Report each line from the data below that holds the word "Downloads".

-*-

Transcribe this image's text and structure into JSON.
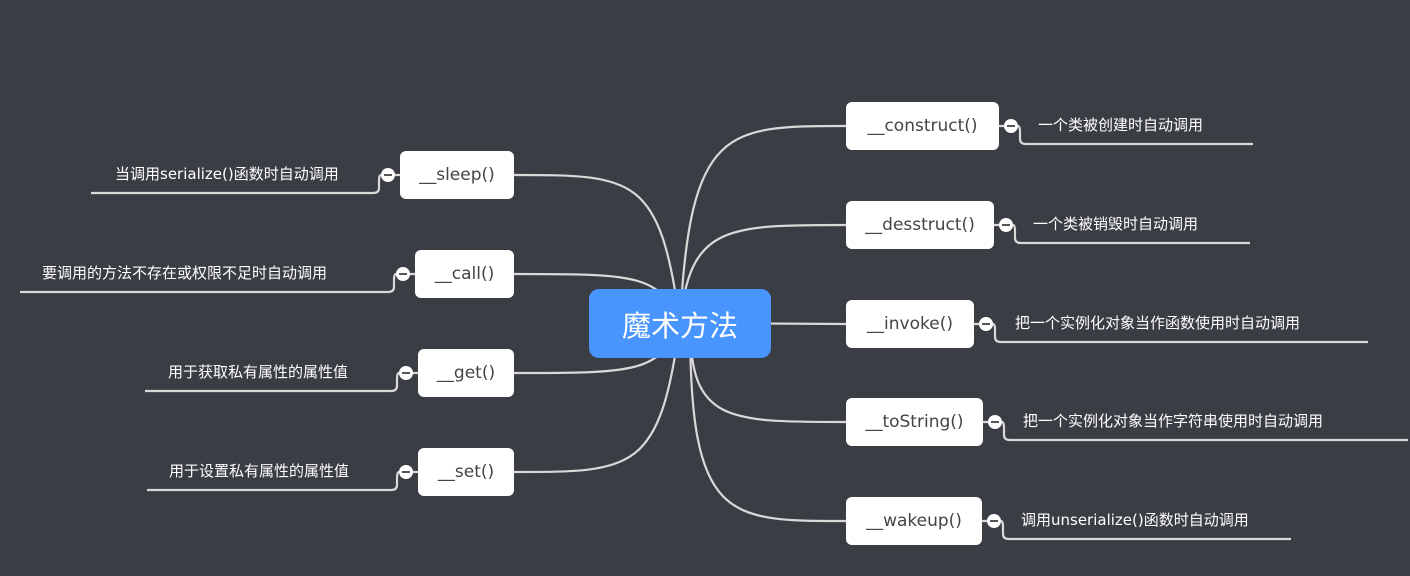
{
  "root": {
    "label": "魔术方法",
    "color": "#4795fd"
  },
  "right": [
    {
      "method": "__construct()",
      "note": "一个类被创建时自动调用"
    },
    {
      "method": "__desstruct()",
      "note": "一个类被销毁时自动调用"
    },
    {
      "method": "__invoke()",
      "note": "把一个实例化对象当作函数使用时自动调用"
    },
    {
      "method": "__toString()",
      "note": "把一个实例化对象当作字符串使用时自动调用"
    },
    {
      "method": "__wakeup()",
      "note": "调用unserialize()函数时自动调用"
    }
  ],
  "left": [
    {
      "method": "__sleep()",
      "note": "当调用serialize()函数时自动调用"
    },
    {
      "method": "__call()",
      "note": "要调用的方法不存在或权限不足时自动调用"
    },
    {
      "method": "__get()",
      "note": "用于获取私有属性的属性值"
    },
    {
      "method": "__set()",
      "note": "用于设置私有属性的属性值"
    }
  ],
  "colors": {
    "background": "#3a3d43",
    "edge": "#d9d9d9",
    "node": "#ffffff"
  }
}
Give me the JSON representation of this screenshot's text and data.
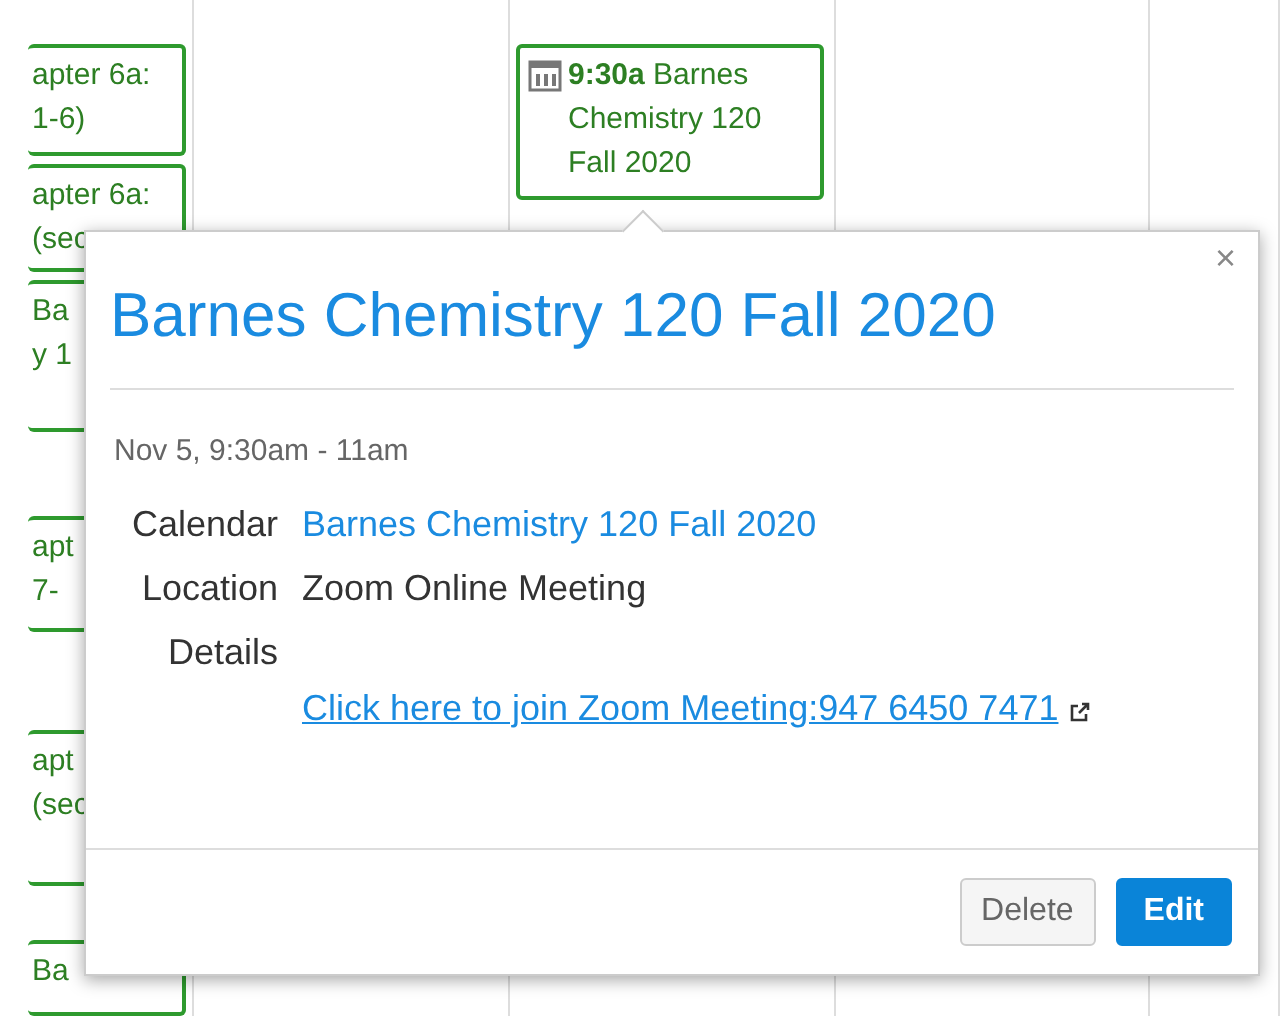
{
  "calendar": {
    "columns": [
      {
        "events": [
          {
            "lines": [
              "apter 6a:",
              "1-6)"
            ]
          },
          {
            "lines": [
              "apter 6a:",
              "(sec"
            ]
          },
          {
            "lines": [
              "Ba",
              "y 1"
            ]
          },
          {
            "lines": [
              "apt",
              "7-"
            ]
          },
          {
            "lines": [
              "apt",
              "(sec"
            ]
          },
          {
            "lines": [
              "Ba"
            ]
          }
        ]
      },
      {},
      {
        "events": [
          {
            "time": "9:30a",
            "title": "Barnes Chemistry 120 Fall 2020"
          }
        ]
      }
    ]
  },
  "popover": {
    "close": "×",
    "title": "Barnes Chemistry 120 Fall 2020",
    "date": "Nov 5, 9:30am - 11am",
    "fields": [
      {
        "label": "Calendar",
        "value": "Barnes Chemistry 120 Fall 2020",
        "kind": "link"
      },
      {
        "label": "Location",
        "value": "Zoom Online Meeting",
        "kind": "text"
      },
      {
        "label": "Details",
        "value": "Click here to join Zoom Meeting:947 6450 7471",
        "kind": "external-link"
      }
    ],
    "buttons": [
      {
        "label": "Delete",
        "kind": "secondary"
      },
      {
        "label": "Edit",
        "kind": "primary"
      }
    ]
  }
}
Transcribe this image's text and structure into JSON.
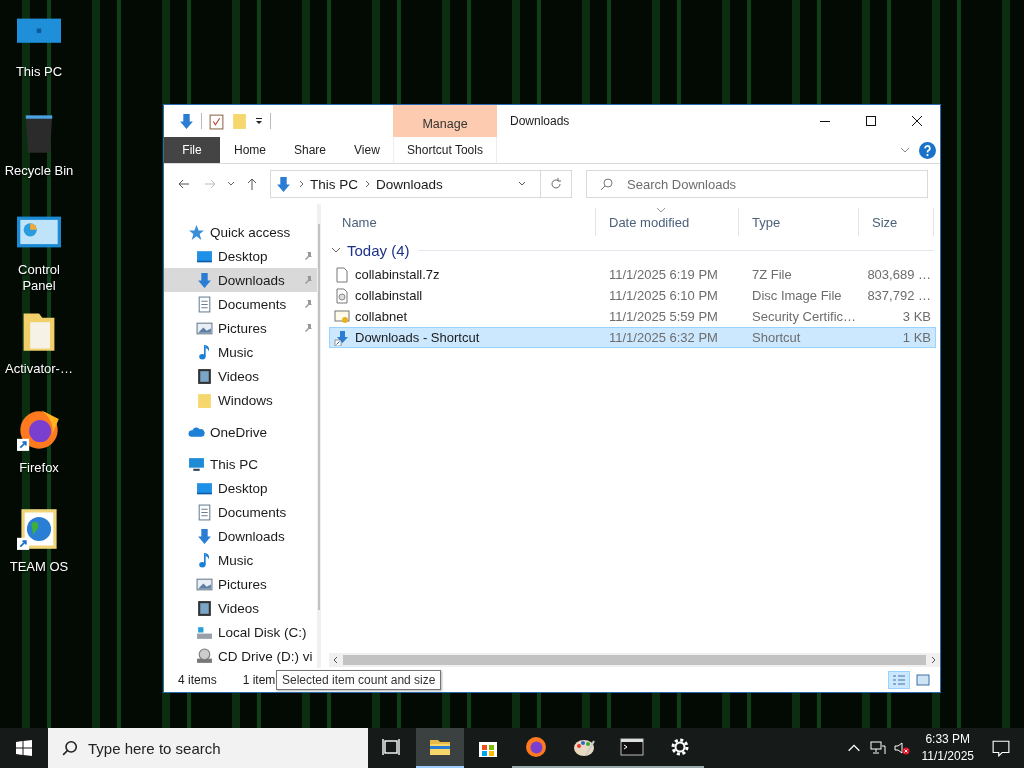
{
  "desktop_icons": [
    {
      "label": "This PC",
      "kind": "pc",
      "shortcut": false
    },
    {
      "label": "Recycle Bin",
      "kind": "bin",
      "shortcut": false
    },
    {
      "label": "Control Panel",
      "kind": "control",
      "shortcut": false
    },
    {
      "label": "Activator-…",
      "kind": "folder",
      "shortcut": false
    },
    {
      "label": "Firefox",
      "kind": "firefox",
      "shortcut": true
    },
    {
      "label": "TEAM OS",
      "kind": "globe",
      "shortcut": true
    }
  ],
  "window": {
    "title": "Downloads",
    "context_group": "Manage",
    "ribbon_tabs": [
      {
        "label": "File",
        "kind": "file",
        "selected": false
      },
      {
        "label": "Home",
        "kind": "plain",
        "selected": false
      },
      {
        "label": "Share",
        "kind": "plain",
        "selected": false
      },
      {
        "label": "View",
        "kind": "plain",
        "selected": false
      },
      {
        "label": "Shortcut Tools",
        "kind": "context",
        "selected": false
      }
    ],
    "address": {
      "path": [
        "This PC",
        "Downloads"
      ]
    },
    "search": {
      "placeholder": "Search Downloads"
    },
    "navigation": [
      {
        "label": "Quick access",
        "kind": "star",
        "selected": false,
        "children": [
          {
            "label": "Desktop",
            "kind": "desktop",
            "selected": false,
            "pinned": true
          },
          {
            "label": "Downloads",
            "kind": "download",
            "selected": true,
            "pinned": true
          },
          {
            "label": "Documents",
            "kind": "document",
            "selected": false,
            "pinned": true
          },
          {
            "label": "Pictures",
            "kind": "pictures",
            "selected": false,
            "pinned": true
          },
          {
            "label": "Music",
            "kind": "music",
            "selected": false,
            "pinned": false
          },
          {
            "label": "Videos",
            "kind": "videos",
            "selected": false,
            "pinned": false
          },
          {
            "label": "Windows",
            "kind": "folder",
            "selected": false,
            "pinned": false
          }
        ]
      },
      {
        "label": "OneDrive",
        "kind": "cloud",
        "selected": false
      },
      {
        "label": "This PC",
        "kind": "pc",
        "selected": false,
        "children": [
          {
            "label": "Desktop",
            "kind": "desktop",
            "selected": false
          },
          {
            "label": "Documents",
            "kind": "document",
            "selected": false
          },
          {
            "label": "Downloads",
            "kind": "download",
            "selected": false
          },
          {
            "label": "Music",
            "kind": "music",
            "selected": false
          },
          {
            "label": "Pictures",
            "kind": "pictures",
            "selected": false
          },
          {
            "label": "Videos",
            "kind": "videos",
            "selected": false
          },
          {
            "label": "Local Disk (C:)",
            "kind": "drive",
            "selected": false
          },
          {
            "label": "CD Drive (D:) vi",
            "kind": "cd",
            "selected": false
          }
        ]
      }
    ],
    "columns": [
      {
        "label": "Name",
        "sorted": false
      },
      {
        "label": "Date modified",
        "sorted": true
      },
      {
        "label": "Type",
        "sorted": false
      },
      {
        "label": "Size",
        "sorted": false
      }
    ],
    "group": {
      "label": "Today (4)",
      "expanded": true
    },
    "rows": [
      {
        "name": "collabinstall.7z",
        "kind": "archive",
        "date": "11/1/2025 6:19 PM",
        "type": "7Z File",
        "size": "803,689 …",
        "selected": false
      },
      {
        "name": "collabinstall",
        "kind": "disc",
        "date": "11/1/2025 6:10 PM",
        "type": "Disc Image File",
        "size": "837,792 …",
        "selected": false
      },
      {
        "name": "collabnet",
        "kind": "certificate",
        "date": "11/1/2025 5:59 PM",
        "type": "Security Certific…",
        "size": "3 KB",
        "selected": false
      },
      {
        "name": "Downloads - Shortcut",
        "kind": "shortcut",
        "date": "11/1/2025 6:32 PM",
        "type": "Shortcut",
        "size": "1 KB",
        "selected": true
      }
    ],
    "status_bar": {
      "item_count": "4 items",
      "selection": "1 item",
      "tooltip": "Selected item count and size",
      "views": [
        {
          "kind": "details",
          "selected": true
        },
        {
          "kind": "large_icons",
          "selected": false
        }
      ]
    }
  },
  "taskbar": {
    "search": {
      "placeholder": "Type here to search"
    },
    "apps": [
      {
        "kind": "task_view",
        "running": false,
        "selected": false
      },
      {
        "kind": "explorer",
        "running": true,
        "selected": true
      },
      {
        "kind": "store",
        "running": false,
        "selected": false
      },
      {
        "kind": "firefox",
        "running": true,
        "selected": false
      },
      {
        "kind": "paint",
        "running": true,
        "selected": false
      },
      {
        "kind": "terminal",
        "running": true,
        "selected": false
      },
      {
        "kind": "settings",
        "running": true,
        "selected": false
      }
    ],
    "time": "6:33 PM",
    "date": "11/1/2025",
    "volume_muted": true
  }
}
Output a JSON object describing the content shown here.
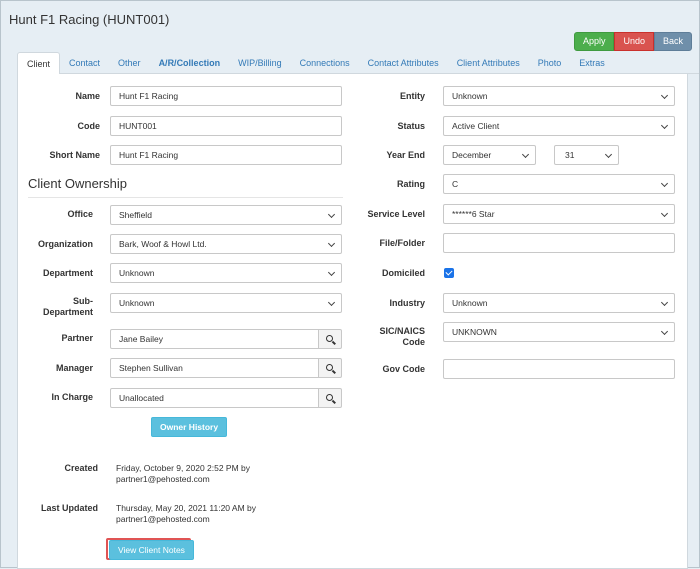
{
  "page": {
    "title": "Hunt F1 Racing (HUNT001)"
  },
  "actions": {
    "apply": "Apply",
    "undo": "Undo",
    "back": "Back"
  },
  "tabs": [
    {
      "label": "Client",
      "active": true
    },
    {
      "label": "Contact"
    },
    {
      "label": "Other"
    },
    {
      "label": "A/R/Collection",
      "bold": true
    },
    {
      "label": "WIP/Billing"
    },
    {
      "label": "Connections"
    },
    {
      "label": "Contact Attributes"
    },
    {
      "label": "Client Attributes"
    },
    {
      "label": "Photo"
    },
    {
      "label": "Extras"
    }
  ],
  "left": {
    "name": {
      "label": "Name",
      "value": "Hunt F1 Racing"
    },
    "code": {
      "label": "Code",
      "value": "HUNT001"
    },
    "short_name": {
      "label": "Short Name",
      "value": "Hunt F1 Racing"
    },
    "section_title": "Client Ownership",
    "office": {
      "label": "Office",
      "value": "Sheffield"
    },
    "organization": {
      "label": "Organization",
      "value": "Bark, Woof & Howl Ltd."
    },
    "department": {
      "label": "Department",
      "value": "Unknown"
    },
    "sub_department": {
      "label_line1": "Sub-",
      "label_line2": "Department",
      "value": "Unknown"
    },
    "partner": {
      "label": "Partner",
      "value": "Jane Bailey"
    },
    "manager": {
      "label": "Manager",
      "value": "Stephen Sullivan"
    },
    "in_charge": {
      "label": "In Charge",
      "value": "Unallocated"
    },
    "owner_history_button": "Owner History",
    "created": {
      "label": "Created",
      "line1": "Friday, October 9, 2020 2:52 PM by",
      "line2": "partner1@pehosted.com"
    },
    "last_updated": {
      "label": "Last Updated",
      "line1": "Thursday, May 20, 2021 11:20 AM by",
      "line2": "partner1@pehosted.com"
    },
    "view_notes_button": "View Client Notes"
  },
  "right": {
    "entity": {
      "label": "Entity",
      "value": "Unknown"
    },
    "status": {
      "label": "Status",
      "value": "Active Client"
    },
    "year_end": {
      "label": "Year End",
      "month": "December",
      "day": "31"
    },
    "rating": {
      "label": "Rating",
      "value": "C"
    },
    "service_level": {
      "label": "Service Level",
      "value": "******6 Star"
    },
    "file_folder": {
      "label": "File/Folder",
      "value": ""
    },
    "domiciled": {
      "label": "Domiciled",
      "checked": true
    },
    "industry": {
      "label": "Industry",
      "value": "Unknown"
    },
    "sic_naics": {
      "label_line1": "SIC/NAICS",
      "label_line2": "Code",
      "value": "UNKNOWN"
    },
    "gov_code": {
      "label": "Gov Code",
      "value": ""
    }
  },
  "colors": {
    "apply": "#4cae4c",
    "undo": "#d9534f",
    "back": "#6f8faa",
    "info": "#5bc0de",
    "highlight": "#e05454",
    "link": "#337ab7"
  },
  "icons": {
    "lookup": "search-icon",
    "dropdown": "chevron-down-icon",
    "check": "checkmark-icon"
  }
}
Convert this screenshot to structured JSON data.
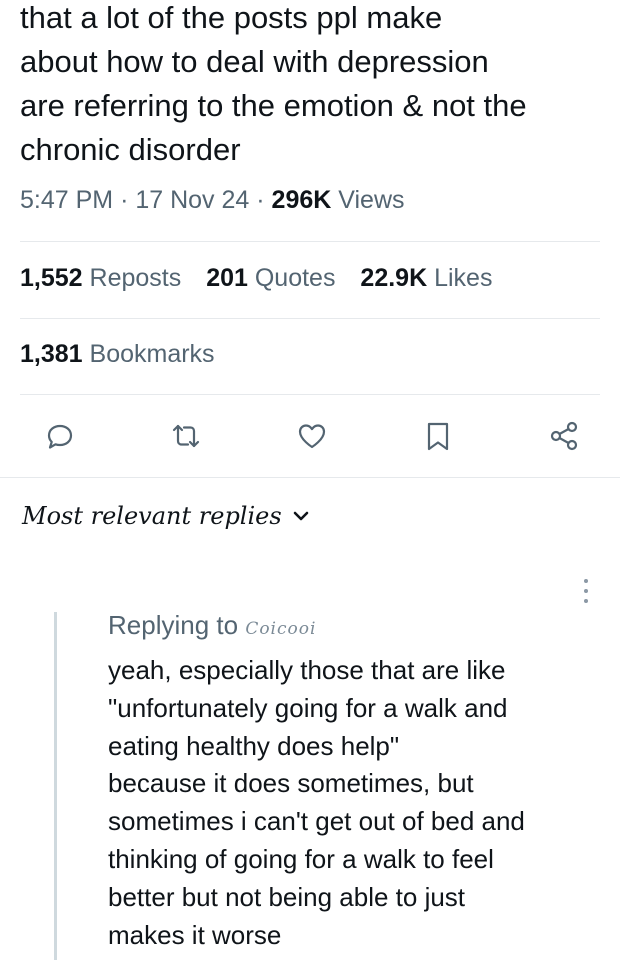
{
  "tweet": {
    "text": "that a lot of the posts ppl make\nabout how to deal with depression\nare referring to the emotion & not the\nchronic disorder",
    "time": "5:47 PM",
    "separator": "·",
    "date": "17 Nov 24",
    "views_count": "296K",
    "views_label": "Views"
  },
  "stats": {
    "reposts_count": "1,552",
    "reposts_label": "Reposts",
    "quotes_count": "201",
    "quotes_label": "Quotes",
    "likes_count": "22.9K",
    "likes_label": "Likes",
    "bookmarks_count": "1,381",
    "bookmarks_label": "Bookmarks"
  },
  "actions": {
    "icons": [
      "reply-icon",
      "repost-icon",
      "like-icon",
      "bookmark-icon",
      "share-icon"
    ]
  },
  "replies_sort": {
    "label": "Most relevant replies",
    "icon": "chevron-down-icon"
  },
  "reply": {
    "replying_prefix": "Replying to",
    "replying_handle": "Coicooi",
    "lines": [
      "yeah, especially those that are like",
      "\"unfortunately going for a walk and",
      "eating healthy does help\"",
      "because it does sometimes, but",
      "sometimes i can't get out of bed and",
      "thinking of going for a walk to feel",
      "better but not being able to just",
      "makes it worse"
    ]
  },
  "colors": {
    "text": "#0f1419",
    "secondary": "#536471",
    "divider": "#e6e9ec",
    "thread_line": "#cfd9de"
  }
}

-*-

** Response **
    "title": "Downloads",
        "Downloads"
      "placeholder": "Search Downloads"
            "label": "Downloads",
            "label": "Downloads",
        "name": "Downloads - Shortcut",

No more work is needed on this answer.